Facades have to first of all separate the insides of the building from the outside. The traditional facade is also called a passive facade when there are the only additions are modern tools. Active facades, on the other hand, can have a lot more to offer.
 

Passive facades

A passive wall serves as a barrier against moisture, wind, rain, cold and warmth, noise, vermin and unwanted visitors.
Of course, the passive facade is also used as an invitation card for the building. The facade and the materials that are chosen determine the appearance. These materials are often chosen in other ways than for homes.
 

Active facades

The active facades mostly have an extra layer.  These are often of glass, which, thanks to specific features, adds extra protection and can add to the appearance.
 

Skin facade, atrium and facade climate

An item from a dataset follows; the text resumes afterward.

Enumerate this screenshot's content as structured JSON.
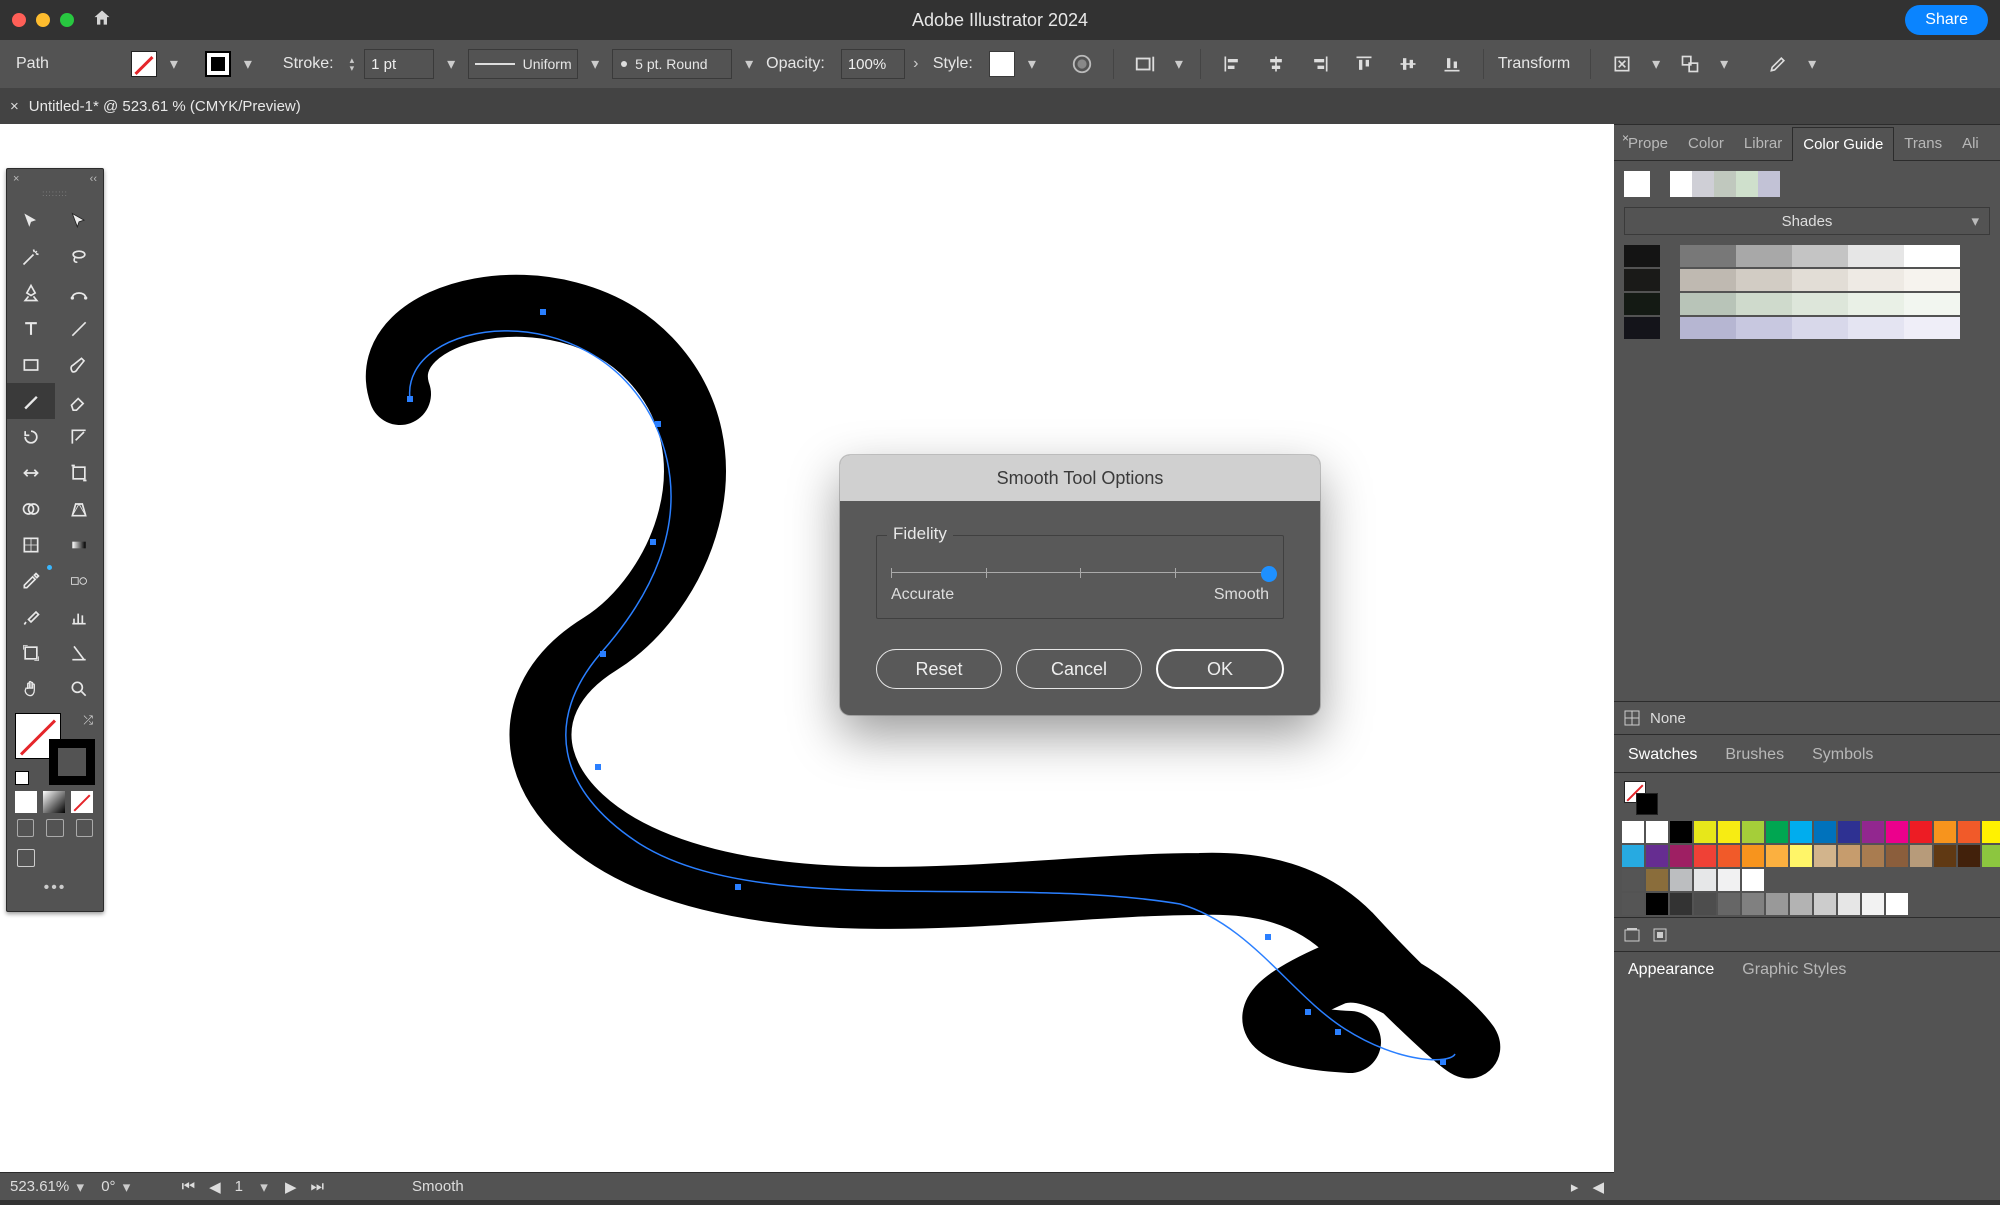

The cavity between the facade and glass is usually directly connected to the outdoors. When it comes to a wide cavity, we speak of a second skin facade. When it comes to an extra wide skin facade, we speak of an atrium.
When multiple layers of glass are placed on a small cavity that is not in contact with the outside, we then speak of a climate facade.

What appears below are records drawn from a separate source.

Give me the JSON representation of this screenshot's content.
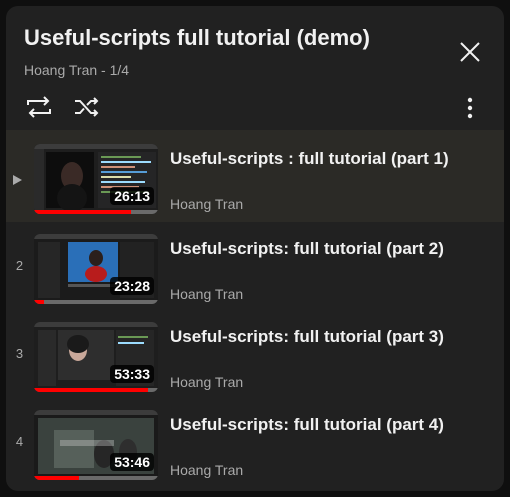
{
  "playlist": {
    "title": "Useful-scripts full tutorial (demo)",
    "subtitle": "Hoang Tran - 1/4"
  },
  "icons": {
    "close": "close-icon",
    "loop": "loop-icon",
    "shuffle": "shuffle-icon",
    "more": "more-vertical-icon",
    "now_playing": "play-indicator-icon"
  },
  "colors": {
    "panel_bg": "#212121",
    "active_row_bg": "#2b2a26",
    "progress_red": "#ff0000",
    "muted_text": "#aaaaaa"
  },
  "videos": [
    {
      "index": "",
      "title": "Useful-scripts : full tutorial (part 1)",
      "channel": "Hoang Tran",
      "duration": "26:13",
      "progress": 0.78,
      "active": true
    },
    {
      "index": "2",
      "title": "Useful-scripts: full tutorial (part 2)",
      "channel": "Hoang Tran",
      "duration": "23:28",
      "progress": 0.08,
      "active": false
    },
    {
      "index": "3",
      "title": "Useful-scripts: full tutorial (part 3)",
      "channel": "Hoang Tran",
      "duration": "53:33",
      "progress": 0.92,
      "active": false
    },
    {
      "index": "4",
      "title": "Useful-scripts: full tutorial (part 4)",
      "channel": "Hoang Tran",
      "duration": "53:46",
      "progress": 0.36,
      "active": false
    }
  ]
}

Added features of glass facades

The glass that is added to the facade can have the following features:

  • Isolation glazing for extra climate control. Both the temperature and UV radiation can be protected against. More about these glass features can be found under Insulation glass.
  • Decorative glass gives you a unique and contemporary look. Anti-reflective glass, mirrored glass, acidified glass or glass that comes with a decorative element.
  • Curved glass; with the use of heating, the glass can be curved in different decorative and functional forms. More information can be found at Bent glass.
  • Safety glass; glass reinforced by film layers, heating and gluing. Discover the possibilities in the category Safety glass

A second skin facade is increasingly applied in the UK. In the housing sector this is manifested in such examples as conservatories and glazed balconies.
This facade is becoming more popular with residential construction, despite the high costs and space. A second-skin facade has many advantages. In the first place, it increases comfort and simultaneously reduces the cooling load in the summer and the heat load in winter. The second skin also limits the wind load on the facade. This makes it possible to apply solar shading at high altitudes and use natural ventilation (with open windows). The second skin can have a noise dampening function and protects the facade, which leads to less maintenance. On top of that, it is possible to enlarge the usage space; think of the conservatories of homes and the atriums of large office buildings. Climate facades have isolation glass on the outside. Heat from the air ventilation is used to recover warmth thanks to continuous mechanical ventilation. A second skin facade has single glazing. In the facade behind the second skin, neutrally colored glass can be applied. It depends on the function of the second skin whether or not a neutrally colored isolation glass is used. If solar heat is to be utilized, as is often the case with housing, then HR++ glass can be applied with a solar factor (SF) of 60%. When warmth must be kept out, for example in offices with a high internal heat load, then it may be better to use a glass type with a lower SF-value.